### [DATASET CONTENT]

*** Begin section ***

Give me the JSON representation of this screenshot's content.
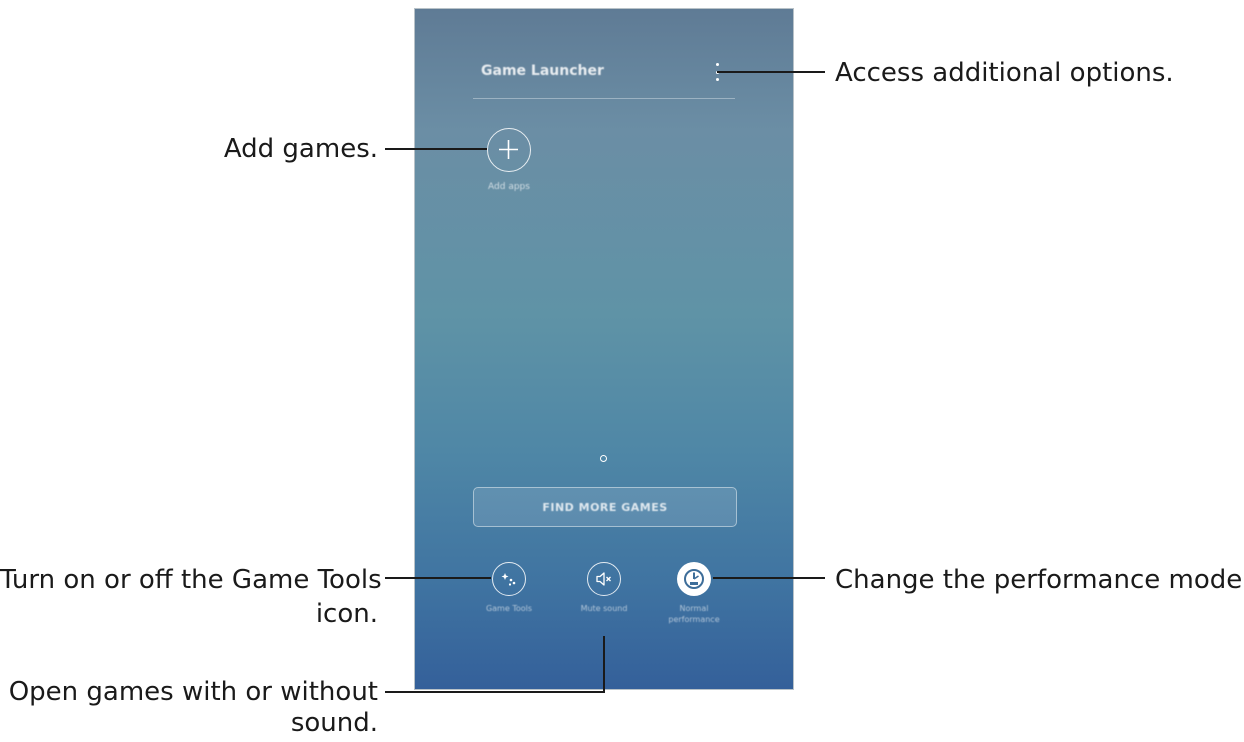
{
  "app": {
    "title": "Game Launcher",
    "add_label": "Add apps",
    "find_button": "FIND MORE GAMES"
  },
  "toolbar": [
    {
      "label": "Game Tools",
      "icon": "game-tools-icon"
    },
    {
      "label": "Mute sound",
      "icon": "mute-icon"
    },
    {
      "label": "Normal performance",
      "icon": "performance-icon"
    }
  ],
  "callouts": {
    "options": "Access additional options.",
    "add_games": "Add games.",
    "game_tools_line1": "Turn on or off the Game Tools",
    "game_tools_line2": "icon.",
    "performance": "Change the performance mode.",
    "sound_line1": "Open games with or without",
    "sound_line2": "sound."
  }
}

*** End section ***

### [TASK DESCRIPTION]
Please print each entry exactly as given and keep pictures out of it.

### [ANSWER TO THE PROBLEM]
Give me the JSON representation of this screenshot's content.
{
  "app": {
    "title": "Game Launcher",
    "add_label": "Add apps",
    "find_button": "FIND MORE GAMES"
  },
  "toolbar": [
    {
      "label": "Game Tools",
      "icon": "game-tools-icon"
    },
    {
      "label": "Mute sound",
      "icon": "mute-icon"
    },
    {
      "label": "Normal performance",
      "icon": "performance-icon"
    }
  ],
  "callouts": {
    "options": "Access additional options.",
    "add_games": "Add games.",
    "game_tools_line1": "Turn on or off the Game Tools",
    "game_tools_line2": "icon.",
    "performance": "Change the performance mode.",
    "sound_line1": "Open games with or without",
    "sound_line2": "sound."
  }
}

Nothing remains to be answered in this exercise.